(WJET/WFXP/YourErie.com) — A handful of community members joined Asbury Woods staff and volunteers for a quick jaunt in the woods to tap maple trees on Thursday morning.
About a month ago, Asbury Woods offered the community a chance to rent a pair of buckets during maple season. Those renters were invited out to help tap trees. As the winter progresses into spring, the buckets will fill with sap and the renters will come collect the sap to take it home for processing. It takes about 40 gallons of sap from a sugar maple tree to create one gallon of maple syrup.
According to Andrea Krivak, the marketing coordinator for Asbury Woods, 22 buckets were rented. When signing up and paying a fee as a renter, two buckets are assigned to that person. Some people signed up for more than one rental slot, meaning they will have more than two buckets.
Maple syrup is a product unique to North America, specifically to northeast North America. The range of sugar maple trees stretches as far west as Iowa and Missouri, and the southernmost edge of the range is at about West Virginia and northern Kentucky. Native Americans were the first to process maple syrup.
On Feb. 2, in frigid temperatures, Asbury Woods interpretive naturalist Amy Shook led the tapping effort. She recently completed a one-year fellowship in Minnesota where they had tapped 1,500 trees to process more than 550 gallons of syrup.
“It’s a much smaller production here, which is nice,” Shook said.
Bucket renters were offered a chance to tap the trees themselves under the guidance of Asbury Woods volunteers and staff. A battery-powered drill was used to make a hole through the bark and into the tree. Spiles (like a short, metal straw) were gently hammered into the holes. Aluminum pales were then hung from each of the spiles to collect the sap that soon will drip out of the tree.
Maple sap harvesting is weather dependent. In the frigid temperatures on Thursday, they expected no sap to drip from the spiles. But early next week when daytime highs dramatically warm, Shook said she expects the pales will be filled and need to be emptied, perhaps multiple times per day. The renters will be contacted and will have to bring buckets or other vessels to take home the sap that has been collected in the pales.
Once home, they will have hours of work ahead of them.
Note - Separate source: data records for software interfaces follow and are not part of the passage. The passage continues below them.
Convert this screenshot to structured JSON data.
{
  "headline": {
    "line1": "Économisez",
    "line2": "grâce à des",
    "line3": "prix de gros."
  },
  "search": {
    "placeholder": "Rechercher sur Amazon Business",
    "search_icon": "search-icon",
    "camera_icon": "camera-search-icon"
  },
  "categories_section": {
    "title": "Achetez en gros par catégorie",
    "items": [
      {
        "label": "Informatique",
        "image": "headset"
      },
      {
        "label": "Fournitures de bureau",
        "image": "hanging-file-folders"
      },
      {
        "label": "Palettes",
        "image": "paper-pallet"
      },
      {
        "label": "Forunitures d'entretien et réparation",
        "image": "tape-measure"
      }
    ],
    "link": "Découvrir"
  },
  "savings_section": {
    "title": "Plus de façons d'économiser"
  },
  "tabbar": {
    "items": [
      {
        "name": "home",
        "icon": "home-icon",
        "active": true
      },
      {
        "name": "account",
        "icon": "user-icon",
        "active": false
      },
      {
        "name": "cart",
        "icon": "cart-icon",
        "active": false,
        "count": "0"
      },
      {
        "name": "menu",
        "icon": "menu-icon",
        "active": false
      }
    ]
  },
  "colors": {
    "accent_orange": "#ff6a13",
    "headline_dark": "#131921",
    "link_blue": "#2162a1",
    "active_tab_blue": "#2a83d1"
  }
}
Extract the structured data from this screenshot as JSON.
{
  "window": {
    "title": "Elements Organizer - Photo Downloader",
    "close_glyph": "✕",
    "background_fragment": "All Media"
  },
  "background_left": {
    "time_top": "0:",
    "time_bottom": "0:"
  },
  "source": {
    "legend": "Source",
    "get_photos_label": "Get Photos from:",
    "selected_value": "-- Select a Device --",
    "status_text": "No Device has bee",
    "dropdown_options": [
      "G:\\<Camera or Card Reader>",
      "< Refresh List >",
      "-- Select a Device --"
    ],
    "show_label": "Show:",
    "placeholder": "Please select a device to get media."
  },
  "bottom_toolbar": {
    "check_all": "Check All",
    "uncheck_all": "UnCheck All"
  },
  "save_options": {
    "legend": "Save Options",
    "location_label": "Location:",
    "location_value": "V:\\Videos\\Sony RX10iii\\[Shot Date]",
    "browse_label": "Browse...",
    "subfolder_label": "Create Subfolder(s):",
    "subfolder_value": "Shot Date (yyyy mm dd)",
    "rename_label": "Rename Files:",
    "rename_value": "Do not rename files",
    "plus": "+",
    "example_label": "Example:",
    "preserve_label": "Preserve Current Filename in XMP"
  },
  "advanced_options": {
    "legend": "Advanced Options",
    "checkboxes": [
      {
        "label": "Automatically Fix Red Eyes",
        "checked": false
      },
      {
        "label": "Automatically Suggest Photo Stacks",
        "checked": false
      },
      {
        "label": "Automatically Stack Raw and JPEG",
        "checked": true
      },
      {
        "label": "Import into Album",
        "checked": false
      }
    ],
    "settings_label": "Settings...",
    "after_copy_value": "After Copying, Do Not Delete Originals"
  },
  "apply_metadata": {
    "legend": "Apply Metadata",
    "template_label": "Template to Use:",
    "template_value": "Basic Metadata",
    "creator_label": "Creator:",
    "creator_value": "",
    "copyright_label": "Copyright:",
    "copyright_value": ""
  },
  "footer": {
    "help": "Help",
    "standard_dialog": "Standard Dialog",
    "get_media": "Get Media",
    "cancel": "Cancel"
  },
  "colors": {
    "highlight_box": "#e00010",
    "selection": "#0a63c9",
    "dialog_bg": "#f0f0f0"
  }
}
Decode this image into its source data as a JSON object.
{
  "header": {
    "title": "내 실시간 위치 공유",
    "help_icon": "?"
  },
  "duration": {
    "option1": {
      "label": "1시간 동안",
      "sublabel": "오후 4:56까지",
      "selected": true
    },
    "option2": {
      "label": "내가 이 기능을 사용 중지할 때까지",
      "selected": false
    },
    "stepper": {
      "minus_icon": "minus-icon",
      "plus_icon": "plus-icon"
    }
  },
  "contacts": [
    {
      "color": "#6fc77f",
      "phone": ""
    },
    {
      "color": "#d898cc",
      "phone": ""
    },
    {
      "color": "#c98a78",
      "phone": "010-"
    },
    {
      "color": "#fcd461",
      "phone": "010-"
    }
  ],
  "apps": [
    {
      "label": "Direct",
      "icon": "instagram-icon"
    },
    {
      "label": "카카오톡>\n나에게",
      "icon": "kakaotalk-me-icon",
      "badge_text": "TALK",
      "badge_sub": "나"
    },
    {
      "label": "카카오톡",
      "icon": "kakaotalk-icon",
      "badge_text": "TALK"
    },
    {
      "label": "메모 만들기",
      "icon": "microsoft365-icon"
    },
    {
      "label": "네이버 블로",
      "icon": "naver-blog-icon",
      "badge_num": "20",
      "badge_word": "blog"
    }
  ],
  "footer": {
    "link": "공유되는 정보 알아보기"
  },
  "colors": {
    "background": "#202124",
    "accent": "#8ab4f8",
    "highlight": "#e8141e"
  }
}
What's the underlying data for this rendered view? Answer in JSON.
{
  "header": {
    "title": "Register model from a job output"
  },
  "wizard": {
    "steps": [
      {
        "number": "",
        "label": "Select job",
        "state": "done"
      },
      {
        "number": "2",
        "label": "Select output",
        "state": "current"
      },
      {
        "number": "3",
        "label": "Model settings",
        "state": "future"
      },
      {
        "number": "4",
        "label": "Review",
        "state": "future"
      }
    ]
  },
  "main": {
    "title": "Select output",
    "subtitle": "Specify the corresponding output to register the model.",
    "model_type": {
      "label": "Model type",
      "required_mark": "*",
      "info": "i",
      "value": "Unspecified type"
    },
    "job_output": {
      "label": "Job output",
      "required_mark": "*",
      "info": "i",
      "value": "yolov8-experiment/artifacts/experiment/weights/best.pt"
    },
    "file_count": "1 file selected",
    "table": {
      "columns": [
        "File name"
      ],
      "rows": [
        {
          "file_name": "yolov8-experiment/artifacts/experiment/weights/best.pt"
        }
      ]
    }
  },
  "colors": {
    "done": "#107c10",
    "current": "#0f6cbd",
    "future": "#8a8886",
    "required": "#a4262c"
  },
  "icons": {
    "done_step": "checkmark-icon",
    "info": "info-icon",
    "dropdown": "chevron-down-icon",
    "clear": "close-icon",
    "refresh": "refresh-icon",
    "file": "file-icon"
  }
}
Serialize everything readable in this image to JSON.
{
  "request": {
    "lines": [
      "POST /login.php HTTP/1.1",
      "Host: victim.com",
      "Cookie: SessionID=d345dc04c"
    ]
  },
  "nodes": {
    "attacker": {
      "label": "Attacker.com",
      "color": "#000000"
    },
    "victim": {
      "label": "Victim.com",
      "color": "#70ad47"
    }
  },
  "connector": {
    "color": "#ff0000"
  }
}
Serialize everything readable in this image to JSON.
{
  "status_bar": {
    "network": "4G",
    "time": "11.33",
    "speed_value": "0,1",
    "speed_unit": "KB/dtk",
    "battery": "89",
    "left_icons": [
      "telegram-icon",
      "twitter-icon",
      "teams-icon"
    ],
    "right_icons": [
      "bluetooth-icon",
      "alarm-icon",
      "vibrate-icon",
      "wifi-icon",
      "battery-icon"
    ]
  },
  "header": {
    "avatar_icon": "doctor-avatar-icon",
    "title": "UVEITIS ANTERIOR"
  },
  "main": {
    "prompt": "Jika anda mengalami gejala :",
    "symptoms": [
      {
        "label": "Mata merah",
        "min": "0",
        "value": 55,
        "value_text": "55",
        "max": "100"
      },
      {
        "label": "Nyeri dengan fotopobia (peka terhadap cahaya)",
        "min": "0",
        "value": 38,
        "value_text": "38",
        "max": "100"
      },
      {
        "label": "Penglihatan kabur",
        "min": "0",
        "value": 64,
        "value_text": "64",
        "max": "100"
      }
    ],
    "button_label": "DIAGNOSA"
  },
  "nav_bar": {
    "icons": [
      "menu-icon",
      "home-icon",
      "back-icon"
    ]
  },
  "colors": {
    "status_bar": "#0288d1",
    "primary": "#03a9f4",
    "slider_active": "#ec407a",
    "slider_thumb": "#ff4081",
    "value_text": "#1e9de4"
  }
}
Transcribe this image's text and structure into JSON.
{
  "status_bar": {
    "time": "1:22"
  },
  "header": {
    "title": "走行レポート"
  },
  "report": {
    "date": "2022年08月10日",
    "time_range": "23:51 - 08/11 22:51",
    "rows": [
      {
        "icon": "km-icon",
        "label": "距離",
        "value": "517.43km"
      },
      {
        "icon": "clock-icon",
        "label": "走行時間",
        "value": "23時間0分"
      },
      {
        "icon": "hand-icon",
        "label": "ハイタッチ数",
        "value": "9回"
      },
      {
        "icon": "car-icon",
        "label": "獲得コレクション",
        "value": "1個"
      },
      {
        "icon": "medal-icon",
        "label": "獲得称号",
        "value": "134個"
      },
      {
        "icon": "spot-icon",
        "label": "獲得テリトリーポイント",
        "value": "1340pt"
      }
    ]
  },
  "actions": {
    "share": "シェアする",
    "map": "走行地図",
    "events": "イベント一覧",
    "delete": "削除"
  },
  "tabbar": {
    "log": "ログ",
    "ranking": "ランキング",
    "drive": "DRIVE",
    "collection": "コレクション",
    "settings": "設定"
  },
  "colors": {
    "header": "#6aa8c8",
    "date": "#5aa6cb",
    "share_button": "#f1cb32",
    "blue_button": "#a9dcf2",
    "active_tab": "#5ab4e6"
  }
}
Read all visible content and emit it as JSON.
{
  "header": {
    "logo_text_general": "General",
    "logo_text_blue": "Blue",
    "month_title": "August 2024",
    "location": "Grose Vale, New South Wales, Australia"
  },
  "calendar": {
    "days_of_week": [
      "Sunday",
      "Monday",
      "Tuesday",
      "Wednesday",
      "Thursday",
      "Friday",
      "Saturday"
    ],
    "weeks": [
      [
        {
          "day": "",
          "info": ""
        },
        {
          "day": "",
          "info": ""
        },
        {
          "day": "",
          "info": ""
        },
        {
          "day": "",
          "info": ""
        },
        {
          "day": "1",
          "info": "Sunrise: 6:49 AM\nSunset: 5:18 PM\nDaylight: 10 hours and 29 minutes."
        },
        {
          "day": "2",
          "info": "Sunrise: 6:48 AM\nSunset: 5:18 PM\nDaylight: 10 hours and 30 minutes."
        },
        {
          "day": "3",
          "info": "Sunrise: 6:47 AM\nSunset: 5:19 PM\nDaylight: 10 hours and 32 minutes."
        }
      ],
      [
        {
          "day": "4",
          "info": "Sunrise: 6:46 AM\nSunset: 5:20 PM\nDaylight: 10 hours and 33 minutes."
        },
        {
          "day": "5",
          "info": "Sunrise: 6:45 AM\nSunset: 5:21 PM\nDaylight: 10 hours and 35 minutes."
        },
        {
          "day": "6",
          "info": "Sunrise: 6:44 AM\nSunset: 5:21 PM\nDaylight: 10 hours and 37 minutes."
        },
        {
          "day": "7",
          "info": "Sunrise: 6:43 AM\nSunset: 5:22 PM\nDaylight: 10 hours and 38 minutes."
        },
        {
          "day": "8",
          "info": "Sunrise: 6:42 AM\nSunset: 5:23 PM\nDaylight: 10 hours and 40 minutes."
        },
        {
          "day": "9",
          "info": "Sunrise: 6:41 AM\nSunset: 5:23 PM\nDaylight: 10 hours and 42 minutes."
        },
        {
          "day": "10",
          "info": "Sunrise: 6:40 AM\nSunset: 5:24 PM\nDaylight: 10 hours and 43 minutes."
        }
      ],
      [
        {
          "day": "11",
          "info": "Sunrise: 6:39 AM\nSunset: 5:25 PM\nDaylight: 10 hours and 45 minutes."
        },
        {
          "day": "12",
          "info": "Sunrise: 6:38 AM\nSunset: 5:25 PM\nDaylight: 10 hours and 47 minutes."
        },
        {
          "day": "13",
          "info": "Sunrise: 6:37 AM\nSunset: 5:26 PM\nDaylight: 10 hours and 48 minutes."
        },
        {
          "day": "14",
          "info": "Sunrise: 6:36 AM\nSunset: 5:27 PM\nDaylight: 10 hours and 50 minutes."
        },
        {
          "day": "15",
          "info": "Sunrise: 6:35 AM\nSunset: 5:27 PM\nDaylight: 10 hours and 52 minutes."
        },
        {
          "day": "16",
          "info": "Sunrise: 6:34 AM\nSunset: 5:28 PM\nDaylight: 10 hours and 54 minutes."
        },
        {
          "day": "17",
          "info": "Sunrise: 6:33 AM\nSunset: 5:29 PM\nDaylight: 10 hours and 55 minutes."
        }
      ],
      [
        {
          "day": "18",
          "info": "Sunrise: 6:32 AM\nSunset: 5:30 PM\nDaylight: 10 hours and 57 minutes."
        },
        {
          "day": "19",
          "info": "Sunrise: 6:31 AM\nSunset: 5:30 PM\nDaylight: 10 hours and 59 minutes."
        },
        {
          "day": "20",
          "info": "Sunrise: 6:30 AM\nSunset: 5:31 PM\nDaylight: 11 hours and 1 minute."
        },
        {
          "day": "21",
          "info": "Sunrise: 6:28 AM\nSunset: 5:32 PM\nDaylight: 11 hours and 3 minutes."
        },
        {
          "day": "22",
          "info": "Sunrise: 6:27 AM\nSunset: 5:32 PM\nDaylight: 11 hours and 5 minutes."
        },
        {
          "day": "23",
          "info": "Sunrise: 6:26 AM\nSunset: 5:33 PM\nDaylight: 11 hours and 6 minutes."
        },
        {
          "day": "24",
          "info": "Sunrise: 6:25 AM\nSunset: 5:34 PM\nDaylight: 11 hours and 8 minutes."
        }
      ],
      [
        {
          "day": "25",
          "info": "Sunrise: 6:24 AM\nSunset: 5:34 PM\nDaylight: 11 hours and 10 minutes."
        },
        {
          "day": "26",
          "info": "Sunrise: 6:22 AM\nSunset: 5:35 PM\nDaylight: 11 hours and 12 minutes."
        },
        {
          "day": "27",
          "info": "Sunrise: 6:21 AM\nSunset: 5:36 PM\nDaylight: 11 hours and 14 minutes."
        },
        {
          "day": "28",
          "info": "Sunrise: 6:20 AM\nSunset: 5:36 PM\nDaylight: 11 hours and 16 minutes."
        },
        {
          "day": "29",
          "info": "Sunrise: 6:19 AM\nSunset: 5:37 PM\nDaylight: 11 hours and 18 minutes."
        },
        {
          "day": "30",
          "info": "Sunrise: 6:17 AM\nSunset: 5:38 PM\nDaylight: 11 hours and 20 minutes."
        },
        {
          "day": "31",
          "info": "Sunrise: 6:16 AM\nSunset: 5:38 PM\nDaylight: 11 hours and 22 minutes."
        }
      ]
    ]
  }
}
The sap will need to be boiled to reduce into syrup, often over a wood fire.
Tim and Sue Frawley of Millcreek rented a pair of buckets.
“We wanted to connect with nature and repurpose and reuse what we have instead of shopping at Wegman’s for maple syrup. We’re looking forward to it, and we think it’s going to be delicious,” Tim Frawley said.
“We also have the time this year, which we wouldn’t have had before. We have an inclination to do something fun in the winter,” Sue Frawley added. “We’re excited. We’ve never done it before, so we hope it will turn out.”
Asbury Woods has sent out emails guiding renters on the steps to process the sap into syrup. The recommended equipment includes a large pan over a fire or a turkey fryer, saucepans, a candy thermometer, canning jars and coffee filters.
“We’re a little nervous about it because we don’t have all of the exact equipment, but it will be an adventure,” Sue Frawley said.
Shook said she plans to use an Instant Pot (a modern-day pressure cooker) to make her syrup.
Asbury Woods rents buckets to introduce people to the process of making maple syrup and to give people access to maple trees who otherwise may not have the chance to tap trees.
“It really is a regional and historical product, so we’re bringing awareness to that and educating people about that,” said Sarah Bennett, director of education and community programs at Asbury Woods.